ALSO:

UNICEF Report: NZ Cautioned On "Stagnating" Child Poverty

An international report by UNICEF has found that child poverty rates in New Zealand have barely changed since 2008, despite similar sized countries significantly reducing child poverty during the recent recession. More>>

ALSO:

Funding Report: Two Pathways For Transport In Auckland

Commissioned by Auckland Council, the group was asked to investigate two possible pathways for raising $300 million per year ($12 billion over 30 years) to pay for the improvements needed to help fix Auckland’s transport system.

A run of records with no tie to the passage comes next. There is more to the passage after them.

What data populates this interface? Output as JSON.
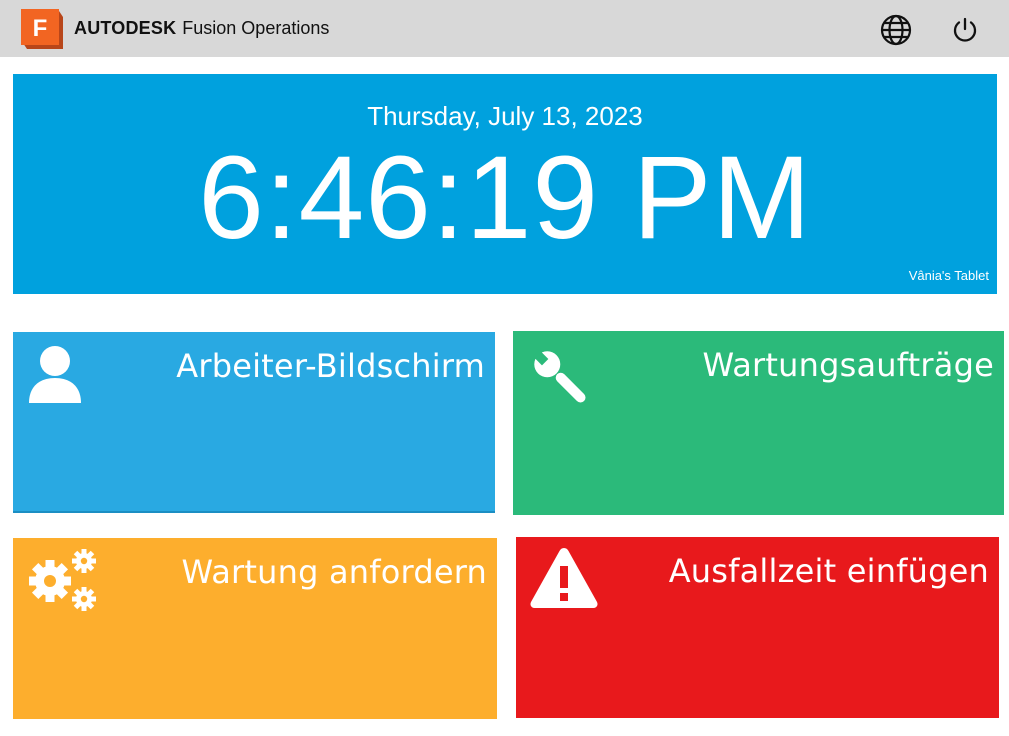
{
  "header": {
    "logo_letter": "F",
    "brand_strong": "AUTODESK",
    "brand_product": "Fusion Operations",
    "icons": [
      "globe-icon",
      "power-icon"
    ],
    "colors": {
      "bar": "#d8d8d8",
      "logo_orange": "#f26522"
    }
  },
  "clock": {
    "date": "Thursday, July 13, 2023",
    "time": "6:46:19 PM",
    "device": "Vânia's Tablet",
    "color": "#00a1de"
  },
  "tiles": [
    {
      "label": "Arbeiter-Bildschirm",
      "icon": "worker-icon",
      "color": "#29a9e2"
    },
    {
      "label": "Wartungsaufträge",
      "icon": "wrench-icon",
      "color": "#2bba7a"
    },
    {
      "label": "Wartung anfordern",
      "icon": "gears-icon",
      "color": "#fdae2d"
    },
    {
      "label": "Ausfallzeit einfügen",
      "icon": "warning-icon",
      "color": "#e8191c"
    }
  ]
}
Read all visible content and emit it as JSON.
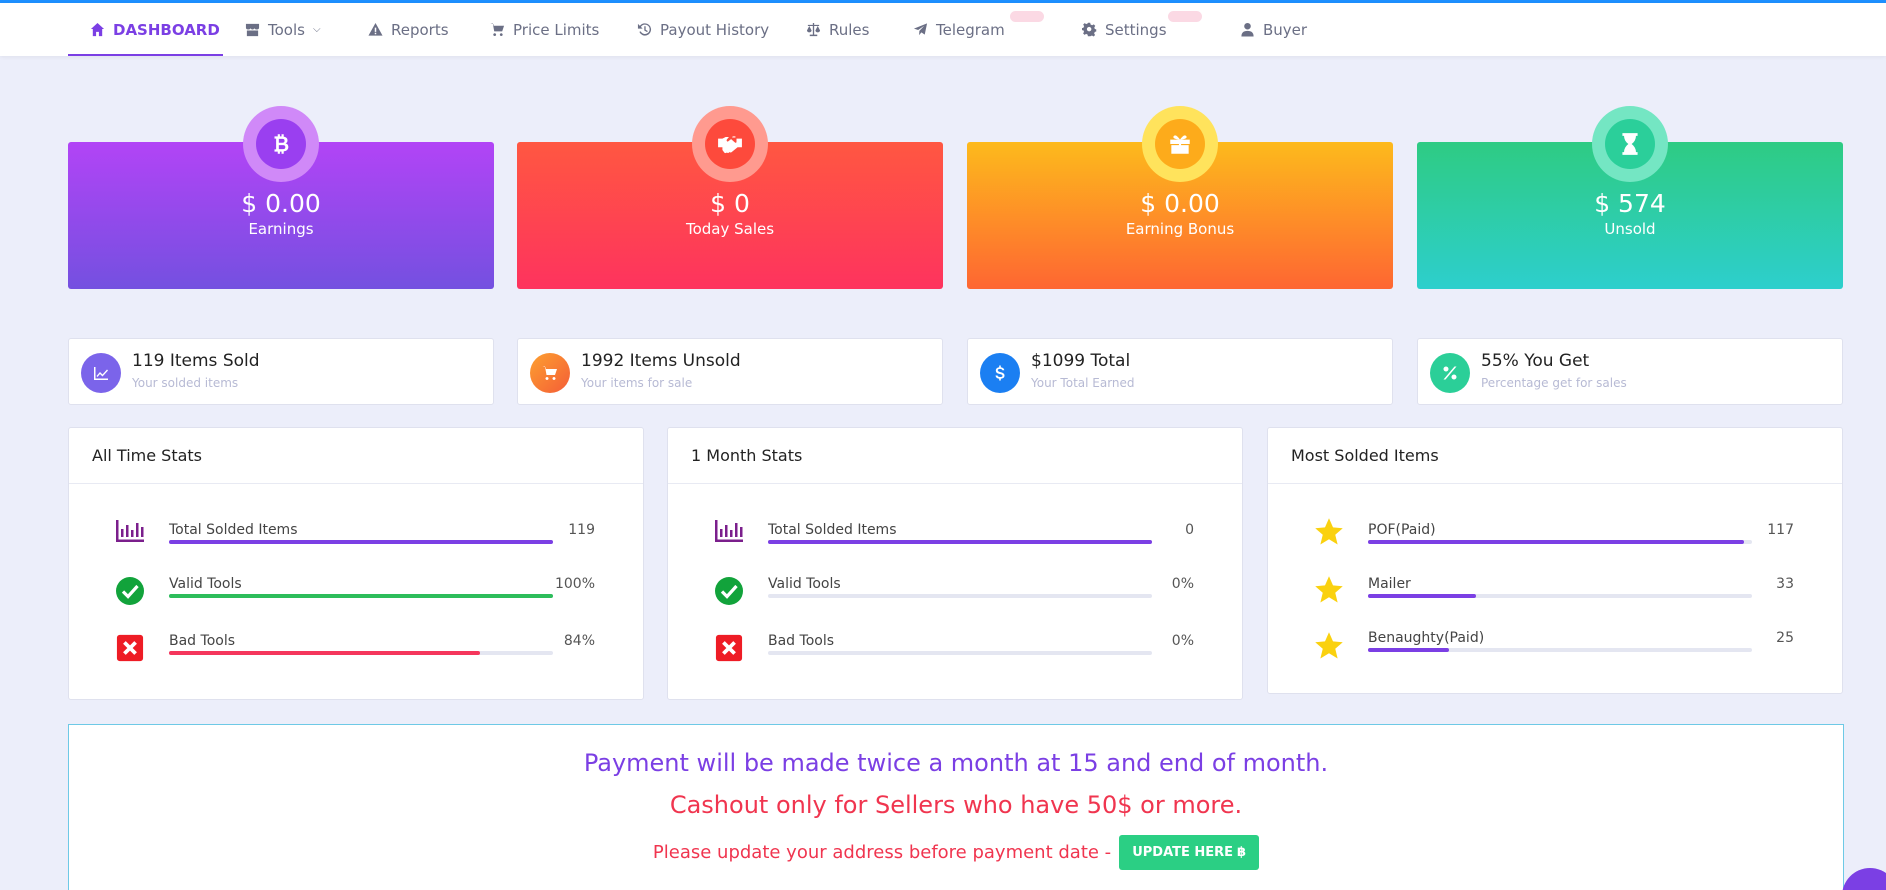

More>>

ALSO:

Pay Equity: Equal Pay Win In Court Of Appeal

CTU: The Court of Appeal has made a historic decision paving the way for a substantial equal pay claim for aged care workers. More>>

ALSO:

Gordon Campbell: On The TPP Finishing Line, And Amazon’s Woes

If the Trans Pacific Partnership trade deal wasn’t such a serious matter, this would be pretty funny… More>>

ALSO:

TV3 Video: Three Die On Roads Over Labour Weekend

The official holiday period ended at 6am Tuesday, with three deaths on the roads during the Labour Day weekend. More>>

Employment Relations Bill: Govt Strains To Get Tea Break Law Through

The Government has been left with egg on its face - failing to get its much-vaunted, but hugely unpopular, meal break law passed in the first week of its new term, Labour spokesperson on Labour Issues Andrew Little says. More>>

ALSO:

Guns: Police Association Call To Arm Police Full Time

"The new minister gave his view, that Police do not need to be armed, while standing on the forecourt of parliament. The dark irony was that the interview followed immediately after breaking news of a gunman running amok in the Canadian parliament in Ottawa..." More>>

ALSO:

Get More From Scoop

 

LATEST HEADLINES

 
 
 
 
 
 
 
 
Regional
Search Scoop  
 
 
Powered by Vodafone
NZ independent news